Goolugatup Heathcote nagolik Bibbulmen Nyungar ally-maga milgebar gardukung naga boordjar-il narnga allidja yugow yeye wer ali kaanya Whadjack Nyungar wer netingar quadja wer burdik  ∞  Goolugatup Heathcote nagolik Bibbulmen Nyungar ally-maga milgebar gardukung naga boordjar-il narnga allidja yugow yeye wer ali kaanya Whadjack Nyungar wer netingar quadja wer burdik  ∞  

Improbable Returns

Elisa Markes-Young and Christopher Young

5 March - 10 April 2016

Art making has always been critical to Elisa and Christopher's well-being - in the search for their own understanding as well as attempting to communicate and connect with others.

Both bodies of work have their grounding in a search for some form of ‘origin story’, looking intimately at utopian ideals and how they contrast with reality.

As part of an installation in 'Improbable Returns', Christopher would like to request that visitors to the opening bring a small bundle of newspapers with them. These will be installed during the opening

Artists can be either dismissive or overly precious with

geography whether it be where they work or where

they came from.

The word based attached to an artist’s location suggests

impermanence, that the artist is on the move to better things

and may soon be off to become New York-, or Paris-based.

This claim to mobility implies authenticity, earnestness of

practice. They don’t actually live here.

Equally, an exotic from can be leveraged to give the illusion of

cultural capital.

Geography could be seen as a central in the practices of both

Elisa Markes-Young and Christopher Young.

Markes-Young was born in Poland and moved in 1981

at the age of 16 with her family to Germany. Although

unconsciously at the time, Poland was deep in her bones and

with this move, she was confronted with the stress of a new

country, language and social system at a critical time in her

personal development.

In 2011, she returned to the country of her birth for the first

time in 30 years. Over the course of three weeks, she travelled

over 3,500kms from the northern border city of Szczecin

through Gdańsk, Toruń, Warsawa, Kraków and down to
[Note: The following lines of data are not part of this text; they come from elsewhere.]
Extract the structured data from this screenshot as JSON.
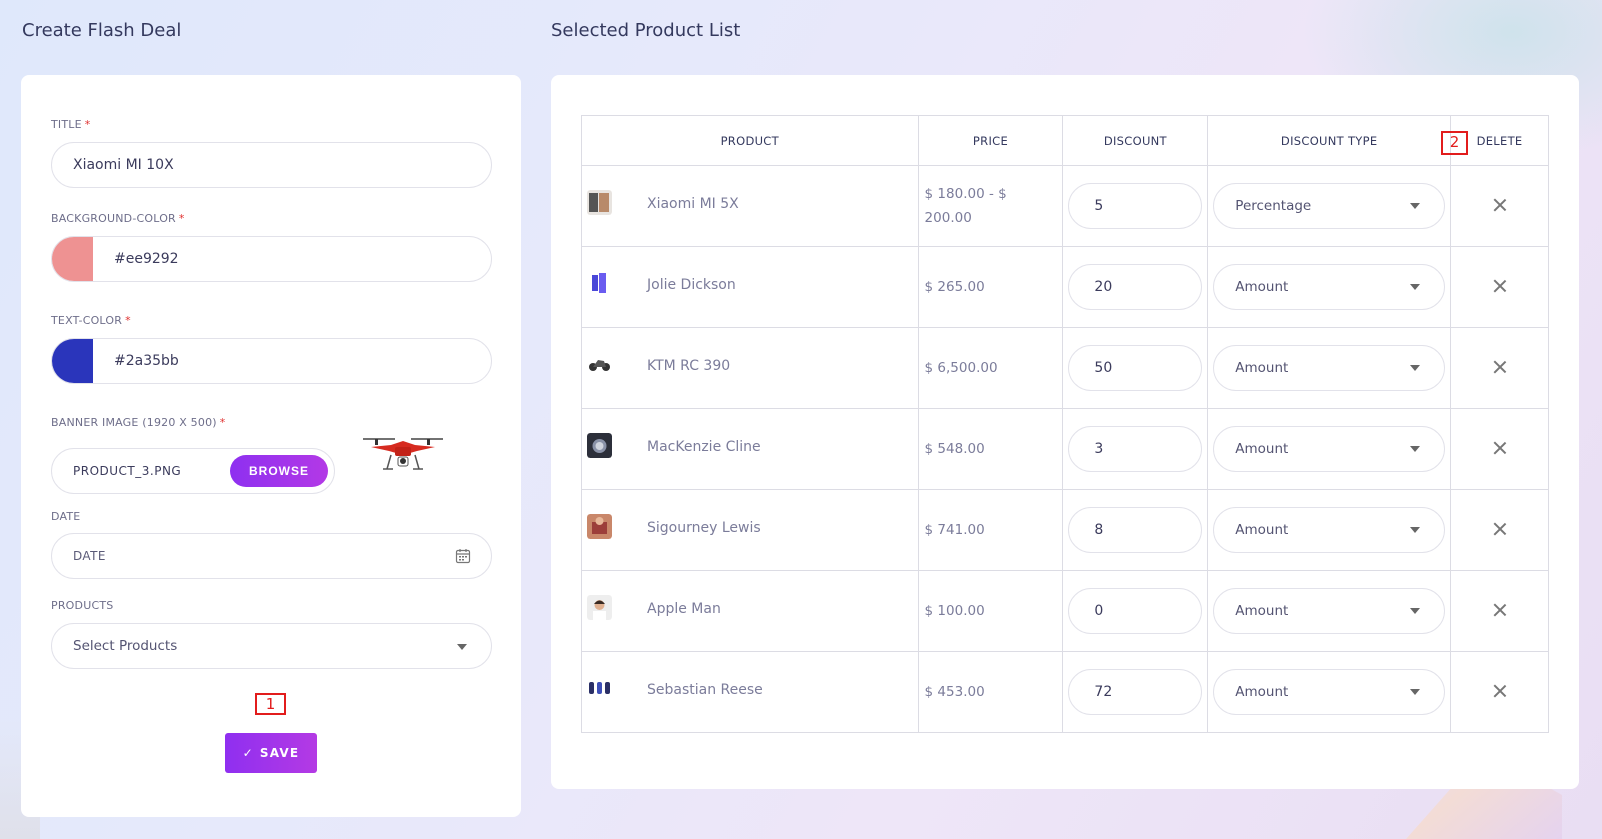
{
  "left_heading": "Create Flash Deal",
  "right_heading": "Selected Product List",
  "form": {
    "title_label": "TITLE",
    "title_value": "Xiaomi MI 10X",
    "bg_color_label": "BACKGROUND-COLOR",
    "bg_color_value": "#ee9292",
    "text_color_label": "TEXT-COLOR",
    "text_color_value": "#2a35bb",
    "banner_label": "BANNER IMAGE (1920 X 500)",
    "banner_file": "PRODUCT_3.PNG",
    "browse_label": "BROWSE",
    "date_label": "DATE",
    "date_placeholder": "DATE",
    "products_label": "PRODUCTS",
    "products_placeholder": "Select Products",
    "required_mark": "*",
    "save_label": "SAVE",
    "save_check": "✓"
  },
  "annotations": {
    "one": "1",
    "two": "2"
  },
  "table": {
    "headers": [
      "PRODUCT",
      "PRICE",
      "DISCOUNT",
      "DISCOUNT TYPE",
      "DELETE"
    ],
    "rows": [
      {
        "name": "Xiaomi MI 5X",
        "price": "$ 180.00 - $ 200.00",
        "discount": "5",
        "type": "Percentage"
      },
      {
        "name": "Jolie Dickson",
        "price": "$ 265.00",
        "discount": "20",
        "type": "Amount"
      },
      {
        "name": "KTM RC 390",
        "price": "$ 6,500.00",
        "discount": "50",
        "type": "Amount"
      },
      {
        "name": "MacKenzie Cline",
        "price": "$ 548.00",
        "discount": "3",
        "type": "Amount"
      },
      {
        "name": "Sigourney Lewis",
        "price": "$ 741.00",
        "discount": "8",
        "type": "Amount"
      },
      {
        "name": "Apple Man",
        "price": "$ 100.00",
        "discount": "0",
        "type": "Amount"
      },
      {
        "name": "Sebastian Reese",
        "price": "$ 453.00",
        "discount": "72",
        "type": "Amount"
      }
    ]
  },
  "colors": {
    "accent": "#9b34ec",
    "bg_swatch": "#ee9292",
    "text_swatch": "#2a35bb",
    "annotation": "#e21c1c"
  }
}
the south.

Contemporary Poland is a land of contradictions which

contrasted vividly with Markes-Young’s romanticised

memories of this country. In some ways, this trip was a

sobering experience.

That said, Markes-Young ultimately recovered her past

in sights, sounds and smells, and this revisit, however

problematic, forms the basis of The Original Place.

Young was born in small-town New Zealand and moved

to Germany in 1996. Isolation is a recurring theme in his

life and work. The remoteness of growing up in semi-rural

New Zealand, the loneliness of living in Germany as a poor

German speaker and lately the seclusion of life in Perth, have

all coloured his artistic practice.

Revisited for the first time in 27 years (2012) and made within

a few square kilometres, Small Town is an intimate look at a

rural community where he spent his first 10 years.

The work was made in the depths of winter on the North

Island. He looked at both his experience as a child and in

2012. By revisiting places as well as engaging sections of the

community, he hoped to replicate the sensations, colours

and smells he’d previously experienced.

Markes-Young and Young moved to Perth in 2002. As with

other moves, it has proven tainted by feelings of ideological

and geographic isolation.

Added to this, both artists often feel on the outside looking

in, not belonging, not understanding and not understood.

In this collective loneliness, they seek some form of comfort.

Art making has always been critical to their well-being

yet producing work has been a constant battle against

pragmatism and reason.

It is a language that they both utilise in the search for their

own understanding as well as attempting to communicate

and connect with others.

Both bodies of work have their grounding in a search for

some form of origin story in the artists’ pasts. They are

projects that look intimately at utopian ideals and how they

contrast with reality. The artists are aware that the places they

look for don’t exist anymore yet they remained precious and

mystical in their minds.

Improbable Returns as a collective title highlights this.

The presentation of this work is also a direct challenge for the

audience to engage with something outside their personal

space and to see the world through the eyes of the ‘other’.

Equally, it was impossible for the artists to ‘return’ but the

experiences – while confronting and challenging – have

nonetheless been reinvigorating and fruitful.

Upcoming Exhibitions

Visit

Goolugatup Heathcote is located on the shores of the Derbal Yerrigan, in the suburb of Applecross, just south of the centre of Boorloo Perth, WA. It is 10 minute drive from the CBD, the closest train station is Canning Bridge, and the closest bus route the 148.

Accessibility and amenities

The Gallery is open 10-4 weekdays, 12-4 weekends, and closed public holidays. The grounds are open 24/7.